Breakthroughs in fabrication have actually translated right into new design constraints and standards.
For several years flex and rigid flex PCB commonly turned up in products as a flexible cable television between 2 rigid boards. The past five to seven years have actually brought tighter space constraints and miniaturization challenges. Developers should currently put parts on the flexible circuit, using it like a rigid substrate. Utilizing both the rigid and the flexible areas for components, while feasible, presents new design restrictions that call for more advanced PCB design methods.
To prevent fracturing or unnecessary stress on parts, prevent putting elements and vias at the bend locations. A typical, well-known rule is that routing must be orthogonal to the bend line to minimize material stress at the bend. Routing on the following layer with the bend location should be offset to stay clear of the I-beam result. Traces that do not follow this policy could accidentally add rigidity to an area that is planned to be flexible. In addition, the area where rigid and flex zones come together may need overlap of material and require unique spacing for holes and conductive materials. It is handy to consider the transition area a stress-relief area. it shows a four-layer rigid board attached to a two-layer flex PCB, which on its opposite connects to another four-layer rigid board.
Rigid and flex PCB frequently use different materials, and the rigid section generally has even more layers than the flex section. Many advanced makers could sustain these designs with more than two flex layers. To ensure flex circuits with added layers work well in all problems, stiffeners that bring rigidity to these PCBs are placed near components or port locations or on the contrary side. Stiffeners are made from materials such as stainless-steel or aluminum, with the enhancement of dielectric material like a polyimide build-up. Smaller units often call for the flexible section to be curved or folded up.
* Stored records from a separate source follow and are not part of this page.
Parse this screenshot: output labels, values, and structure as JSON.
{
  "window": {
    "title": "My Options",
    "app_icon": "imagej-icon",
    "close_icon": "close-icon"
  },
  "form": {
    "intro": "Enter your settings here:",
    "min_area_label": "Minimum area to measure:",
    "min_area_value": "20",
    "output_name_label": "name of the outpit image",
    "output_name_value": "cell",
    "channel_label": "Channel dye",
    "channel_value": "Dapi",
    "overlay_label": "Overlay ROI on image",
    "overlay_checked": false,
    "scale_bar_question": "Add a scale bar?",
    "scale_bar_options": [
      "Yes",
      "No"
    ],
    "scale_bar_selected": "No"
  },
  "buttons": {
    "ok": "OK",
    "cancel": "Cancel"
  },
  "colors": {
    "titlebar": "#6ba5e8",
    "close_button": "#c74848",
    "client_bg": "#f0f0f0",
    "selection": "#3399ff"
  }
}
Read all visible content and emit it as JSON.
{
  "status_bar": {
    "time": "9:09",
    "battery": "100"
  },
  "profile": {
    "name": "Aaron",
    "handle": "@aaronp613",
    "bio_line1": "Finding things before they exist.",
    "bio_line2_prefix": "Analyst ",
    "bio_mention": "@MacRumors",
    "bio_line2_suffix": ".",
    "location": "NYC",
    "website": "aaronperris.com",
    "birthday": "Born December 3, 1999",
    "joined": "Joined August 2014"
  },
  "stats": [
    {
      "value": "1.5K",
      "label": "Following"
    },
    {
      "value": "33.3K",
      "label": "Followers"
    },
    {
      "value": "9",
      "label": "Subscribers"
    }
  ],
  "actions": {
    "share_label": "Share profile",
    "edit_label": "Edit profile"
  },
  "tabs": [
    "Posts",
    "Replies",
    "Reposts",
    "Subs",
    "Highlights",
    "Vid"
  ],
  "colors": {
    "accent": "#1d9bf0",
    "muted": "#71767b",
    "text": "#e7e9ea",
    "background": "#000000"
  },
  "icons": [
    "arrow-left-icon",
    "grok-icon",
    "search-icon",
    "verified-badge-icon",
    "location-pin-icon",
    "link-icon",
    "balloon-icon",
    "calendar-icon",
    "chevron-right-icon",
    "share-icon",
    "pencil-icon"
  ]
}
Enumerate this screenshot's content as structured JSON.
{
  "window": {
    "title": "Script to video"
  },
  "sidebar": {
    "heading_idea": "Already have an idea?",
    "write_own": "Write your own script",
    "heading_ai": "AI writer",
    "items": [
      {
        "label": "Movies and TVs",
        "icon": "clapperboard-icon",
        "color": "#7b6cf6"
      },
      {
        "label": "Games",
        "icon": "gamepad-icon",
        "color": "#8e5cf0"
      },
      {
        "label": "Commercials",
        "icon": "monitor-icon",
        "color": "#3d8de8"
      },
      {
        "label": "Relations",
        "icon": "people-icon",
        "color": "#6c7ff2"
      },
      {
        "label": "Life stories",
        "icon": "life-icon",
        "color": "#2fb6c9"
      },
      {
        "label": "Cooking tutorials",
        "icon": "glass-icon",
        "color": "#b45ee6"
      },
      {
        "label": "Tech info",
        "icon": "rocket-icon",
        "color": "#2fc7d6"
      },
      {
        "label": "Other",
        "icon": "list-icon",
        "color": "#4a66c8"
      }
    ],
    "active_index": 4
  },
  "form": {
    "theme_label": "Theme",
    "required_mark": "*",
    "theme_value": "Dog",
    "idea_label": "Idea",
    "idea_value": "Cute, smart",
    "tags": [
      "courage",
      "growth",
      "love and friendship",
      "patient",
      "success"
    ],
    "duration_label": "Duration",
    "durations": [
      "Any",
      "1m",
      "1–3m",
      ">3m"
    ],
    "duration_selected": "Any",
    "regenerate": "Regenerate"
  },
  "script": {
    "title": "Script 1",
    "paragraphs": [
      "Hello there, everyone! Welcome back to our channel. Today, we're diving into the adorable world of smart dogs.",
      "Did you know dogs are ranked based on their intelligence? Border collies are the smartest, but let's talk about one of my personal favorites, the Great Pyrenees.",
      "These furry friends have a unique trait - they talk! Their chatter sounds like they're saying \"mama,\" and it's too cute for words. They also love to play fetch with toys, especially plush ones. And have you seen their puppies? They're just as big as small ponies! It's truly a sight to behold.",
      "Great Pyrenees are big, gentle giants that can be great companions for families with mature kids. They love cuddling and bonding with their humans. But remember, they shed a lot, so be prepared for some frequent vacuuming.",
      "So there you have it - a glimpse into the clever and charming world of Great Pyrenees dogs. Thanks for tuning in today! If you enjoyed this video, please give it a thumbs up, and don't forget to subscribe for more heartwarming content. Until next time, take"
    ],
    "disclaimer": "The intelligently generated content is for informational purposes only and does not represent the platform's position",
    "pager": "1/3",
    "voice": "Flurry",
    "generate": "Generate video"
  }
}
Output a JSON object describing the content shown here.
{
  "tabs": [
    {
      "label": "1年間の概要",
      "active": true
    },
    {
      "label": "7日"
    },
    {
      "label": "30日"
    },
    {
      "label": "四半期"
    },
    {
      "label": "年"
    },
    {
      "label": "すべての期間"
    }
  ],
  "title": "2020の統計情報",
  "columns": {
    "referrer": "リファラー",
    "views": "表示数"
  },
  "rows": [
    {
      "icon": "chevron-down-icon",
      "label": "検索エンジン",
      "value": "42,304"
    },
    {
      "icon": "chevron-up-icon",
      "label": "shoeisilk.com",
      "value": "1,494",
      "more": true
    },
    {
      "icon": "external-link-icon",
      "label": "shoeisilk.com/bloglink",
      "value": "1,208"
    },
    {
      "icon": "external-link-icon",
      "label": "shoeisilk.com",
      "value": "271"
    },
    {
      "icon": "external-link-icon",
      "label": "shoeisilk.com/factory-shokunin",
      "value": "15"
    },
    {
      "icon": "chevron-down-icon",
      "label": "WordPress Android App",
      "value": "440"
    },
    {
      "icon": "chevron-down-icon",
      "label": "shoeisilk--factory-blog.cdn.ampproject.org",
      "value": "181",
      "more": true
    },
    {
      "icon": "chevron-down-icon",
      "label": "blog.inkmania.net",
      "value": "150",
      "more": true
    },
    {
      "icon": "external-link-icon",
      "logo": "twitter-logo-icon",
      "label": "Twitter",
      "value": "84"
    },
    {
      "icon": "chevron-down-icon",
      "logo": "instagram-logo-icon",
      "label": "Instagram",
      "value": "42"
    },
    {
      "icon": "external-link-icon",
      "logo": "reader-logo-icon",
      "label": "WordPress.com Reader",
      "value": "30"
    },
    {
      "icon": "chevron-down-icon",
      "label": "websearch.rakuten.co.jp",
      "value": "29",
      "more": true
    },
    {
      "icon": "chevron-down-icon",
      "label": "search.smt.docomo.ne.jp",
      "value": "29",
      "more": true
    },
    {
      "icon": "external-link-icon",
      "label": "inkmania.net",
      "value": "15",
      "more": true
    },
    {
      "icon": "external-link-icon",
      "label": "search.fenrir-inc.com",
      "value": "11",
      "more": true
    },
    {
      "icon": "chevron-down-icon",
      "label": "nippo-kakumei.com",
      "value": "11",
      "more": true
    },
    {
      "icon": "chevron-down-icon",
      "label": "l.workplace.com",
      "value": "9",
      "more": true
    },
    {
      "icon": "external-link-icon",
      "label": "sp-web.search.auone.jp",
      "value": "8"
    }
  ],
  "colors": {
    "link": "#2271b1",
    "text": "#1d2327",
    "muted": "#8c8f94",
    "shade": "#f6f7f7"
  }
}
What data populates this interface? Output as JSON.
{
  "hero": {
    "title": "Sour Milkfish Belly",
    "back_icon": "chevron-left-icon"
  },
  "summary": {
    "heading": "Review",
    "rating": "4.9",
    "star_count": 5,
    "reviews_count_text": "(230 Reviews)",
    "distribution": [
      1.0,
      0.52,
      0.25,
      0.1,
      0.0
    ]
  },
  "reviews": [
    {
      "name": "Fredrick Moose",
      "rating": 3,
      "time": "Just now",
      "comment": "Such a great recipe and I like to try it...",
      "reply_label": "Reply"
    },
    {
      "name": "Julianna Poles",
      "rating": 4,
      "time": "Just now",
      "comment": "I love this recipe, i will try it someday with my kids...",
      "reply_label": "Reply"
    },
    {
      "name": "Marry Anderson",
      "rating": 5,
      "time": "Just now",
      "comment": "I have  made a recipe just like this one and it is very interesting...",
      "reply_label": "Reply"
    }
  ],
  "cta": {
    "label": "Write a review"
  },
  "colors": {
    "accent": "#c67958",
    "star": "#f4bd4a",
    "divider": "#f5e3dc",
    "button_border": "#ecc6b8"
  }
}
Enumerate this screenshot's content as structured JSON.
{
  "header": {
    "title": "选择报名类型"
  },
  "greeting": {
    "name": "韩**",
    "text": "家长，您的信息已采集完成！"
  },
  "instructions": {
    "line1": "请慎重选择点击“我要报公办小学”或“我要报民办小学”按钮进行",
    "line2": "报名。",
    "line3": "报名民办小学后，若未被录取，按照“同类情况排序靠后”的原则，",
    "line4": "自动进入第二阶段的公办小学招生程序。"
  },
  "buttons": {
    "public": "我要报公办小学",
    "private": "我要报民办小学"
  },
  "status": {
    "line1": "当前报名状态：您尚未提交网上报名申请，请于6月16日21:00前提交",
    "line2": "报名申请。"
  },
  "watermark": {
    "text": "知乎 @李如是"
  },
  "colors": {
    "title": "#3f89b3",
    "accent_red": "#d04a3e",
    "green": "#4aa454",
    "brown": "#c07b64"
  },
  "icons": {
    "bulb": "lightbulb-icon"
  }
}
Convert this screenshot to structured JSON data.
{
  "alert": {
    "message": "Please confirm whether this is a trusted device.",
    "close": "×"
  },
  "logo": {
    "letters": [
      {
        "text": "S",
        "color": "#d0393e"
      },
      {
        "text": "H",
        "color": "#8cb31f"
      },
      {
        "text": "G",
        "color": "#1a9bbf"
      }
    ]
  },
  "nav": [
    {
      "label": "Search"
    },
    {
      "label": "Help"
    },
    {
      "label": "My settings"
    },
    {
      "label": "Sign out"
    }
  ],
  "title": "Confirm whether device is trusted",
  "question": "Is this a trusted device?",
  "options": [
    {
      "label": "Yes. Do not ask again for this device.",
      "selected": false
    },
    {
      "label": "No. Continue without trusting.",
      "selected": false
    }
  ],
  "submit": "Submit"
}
The PCB cross-section editor for a solitary stack-up must now support numerous cross-sections standing for the different PCB laminates. In addition to supporting conductor, plane and dielectric layers, cross-section editors have to include new mask and finishing layers above and below the surface areas of the flex PCB, such as:.
Electroless nickel electroless palladium immersion gold (ENEPIG) for unique plating areas.
Stiffeners– aluminum or stainless steel– that limit bending where parts are placed, to stay clear of splitting or peeling off.
Material masks that consist of (valuable) steels, adhesives and solder paste masks.
A coverlay (cover layer), which is an adhesive-coated film pushed into the stack-up to shield the circuit.
Developments in fabrication have reached materials and the variety of added mask/conductive layers for flex and rigid flex PCB. New materials– conductive/nonconductive layers, and surface area coatings– need developers to by hand examine if the design components on the flex circuit are meeting the maker’s design standards. This includes a substantial quantity of time to the design phase.
To stay clear of manual checks and guarantee the design is developed appropriately, designers need in-design inter-layer checks to flag issues as they are developed. Checking at the PCB manufacturing sign-off stage is too late in the design cycle to discover errors, and makes the design process unpredictable. Real-time capability can stay clear of taxing actions later on at the same time.